crossref pmid
13. Homaie Rad E, Rashidian A, Arab M, Souri A. The effect of catastrophic health expenditure on work after retirement. Int J Aging Hum Dev 2017;84:313-323. PMID: 28195015
crossref pmid
14. Xu K, Evans DB, Kawabata K, Zeramdini R, Klavus J, Murray CJ. Household catastrophic health expenditure: a multicountry analysis. Lancet 2003;362:111-117. PMID: 12867110
crossref pmid
15. Abadie A, Drukker D, Herr JL, Imbens GW. Implementing matching estimators for average treatment effects in Stata. Stata J 2004;4:290-311.
16. O’Donnell O, O’Neill S, Van Ourti T, Walsh B. conindex: estimation of concentration indices. Stata J 2016;16:112-138. PMID: 27053927
crossref pmid pmc
17. Sarkhanlou F, Saeedi M, Janbabai G, Nikfar S, Morteza-Semnani K, Zaboli P. Comparative study of direct patient and drug costs before and after the implication of healthcare reform program in Sari, Iran. J Mazandaran Univ Med Sci 2016;26:228-232 (Persian).

18. Vahdat S, Heydarian N. The impact of implantation of health care reform plan in patients pay out of pocket in selected public hospitals in Isfahan. J Med Counc Iran 2015;33:(Persian).

19. Homaie Rad E, Ghaisi A, Arefnezhad M, Bayati M. Inequalities of general physicians and specialists visits’ utilization and its determinants in Iran: a population based study. Int J Hum Rights Healthc 2015;8:125-131.
20. Maddah M, Mohtasham-Amiri Z, Rashidi A, Karandish M. Height and weight of urban preschool children in relation to their mothers’ educational levels and employment status in Rasht City, northern Iran. Matern Child Nutr 2007;3:52-57. PMID: 17238935
crossref pmid
21. Piroozi B, Moradi G, Nouri B, Mohamadi Bolbanabad A, Safari H. Catastrophic health expenditure after the implementation of health sector evolution plan: a case study in the west of Iran.

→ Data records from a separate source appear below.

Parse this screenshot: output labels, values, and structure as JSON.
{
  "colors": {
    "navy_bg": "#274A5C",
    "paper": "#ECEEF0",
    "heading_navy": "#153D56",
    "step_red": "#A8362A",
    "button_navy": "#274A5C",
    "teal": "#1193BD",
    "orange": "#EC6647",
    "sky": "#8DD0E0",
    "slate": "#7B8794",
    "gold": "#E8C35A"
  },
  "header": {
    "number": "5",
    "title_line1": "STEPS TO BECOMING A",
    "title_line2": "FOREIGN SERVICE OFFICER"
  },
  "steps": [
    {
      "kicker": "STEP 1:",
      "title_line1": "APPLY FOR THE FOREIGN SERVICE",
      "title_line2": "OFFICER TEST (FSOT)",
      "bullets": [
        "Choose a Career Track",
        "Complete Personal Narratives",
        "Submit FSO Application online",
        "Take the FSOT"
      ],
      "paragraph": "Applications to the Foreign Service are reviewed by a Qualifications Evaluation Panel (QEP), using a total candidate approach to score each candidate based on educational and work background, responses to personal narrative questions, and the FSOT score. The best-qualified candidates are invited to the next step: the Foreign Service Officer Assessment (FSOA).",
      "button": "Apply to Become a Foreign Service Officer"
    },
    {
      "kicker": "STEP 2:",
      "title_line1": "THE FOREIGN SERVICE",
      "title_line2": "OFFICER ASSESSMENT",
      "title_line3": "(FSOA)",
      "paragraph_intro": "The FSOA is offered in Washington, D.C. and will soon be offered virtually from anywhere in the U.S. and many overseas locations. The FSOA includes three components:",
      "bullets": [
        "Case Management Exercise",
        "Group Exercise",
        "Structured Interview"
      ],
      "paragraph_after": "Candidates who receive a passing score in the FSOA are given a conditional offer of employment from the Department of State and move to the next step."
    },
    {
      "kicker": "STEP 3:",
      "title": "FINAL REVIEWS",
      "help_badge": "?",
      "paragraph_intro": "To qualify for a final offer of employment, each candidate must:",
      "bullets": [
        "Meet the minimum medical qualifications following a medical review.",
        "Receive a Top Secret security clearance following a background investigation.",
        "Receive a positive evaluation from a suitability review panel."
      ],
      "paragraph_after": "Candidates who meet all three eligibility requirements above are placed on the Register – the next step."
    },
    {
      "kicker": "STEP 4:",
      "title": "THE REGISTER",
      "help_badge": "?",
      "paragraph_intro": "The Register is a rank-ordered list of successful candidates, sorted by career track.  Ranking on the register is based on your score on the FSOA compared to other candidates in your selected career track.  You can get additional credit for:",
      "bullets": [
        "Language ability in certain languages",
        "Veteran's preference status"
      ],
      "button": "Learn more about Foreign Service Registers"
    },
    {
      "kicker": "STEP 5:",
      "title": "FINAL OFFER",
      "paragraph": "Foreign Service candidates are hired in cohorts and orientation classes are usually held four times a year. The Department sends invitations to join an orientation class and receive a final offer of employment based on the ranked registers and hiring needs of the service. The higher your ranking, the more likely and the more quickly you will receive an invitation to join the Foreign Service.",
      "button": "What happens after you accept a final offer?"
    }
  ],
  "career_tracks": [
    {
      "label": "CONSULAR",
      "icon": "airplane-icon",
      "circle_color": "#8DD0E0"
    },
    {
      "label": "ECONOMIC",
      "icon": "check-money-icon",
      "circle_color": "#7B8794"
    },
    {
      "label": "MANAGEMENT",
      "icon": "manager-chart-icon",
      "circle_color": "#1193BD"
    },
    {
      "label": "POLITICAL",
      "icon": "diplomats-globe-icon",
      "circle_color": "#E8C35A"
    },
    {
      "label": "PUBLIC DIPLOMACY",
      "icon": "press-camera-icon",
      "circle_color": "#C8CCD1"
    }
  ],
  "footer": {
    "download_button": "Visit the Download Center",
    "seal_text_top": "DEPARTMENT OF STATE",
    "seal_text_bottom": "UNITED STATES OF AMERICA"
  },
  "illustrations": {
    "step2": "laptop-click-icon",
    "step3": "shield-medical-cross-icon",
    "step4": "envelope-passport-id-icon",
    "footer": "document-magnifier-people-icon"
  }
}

Int J Health Policy Manag 2016;5:417-423. PMID: 27694669
crossref pmid pmc pdf


Browse all articles >

Editorial Office
Department of Preventive Medicine, Yonsei University College of Medicine
50-1 Yonsei-ro, Seodaemun-gu, Seoul 03722, Korea
TEL: +82-2-745-0662   FAX: +82-2-764-8328    E-mail: office.epih@gmail.com

Copyright © 2022 by Korean Society of Epidemiology.

Developed in M2PI

Close layer
prev next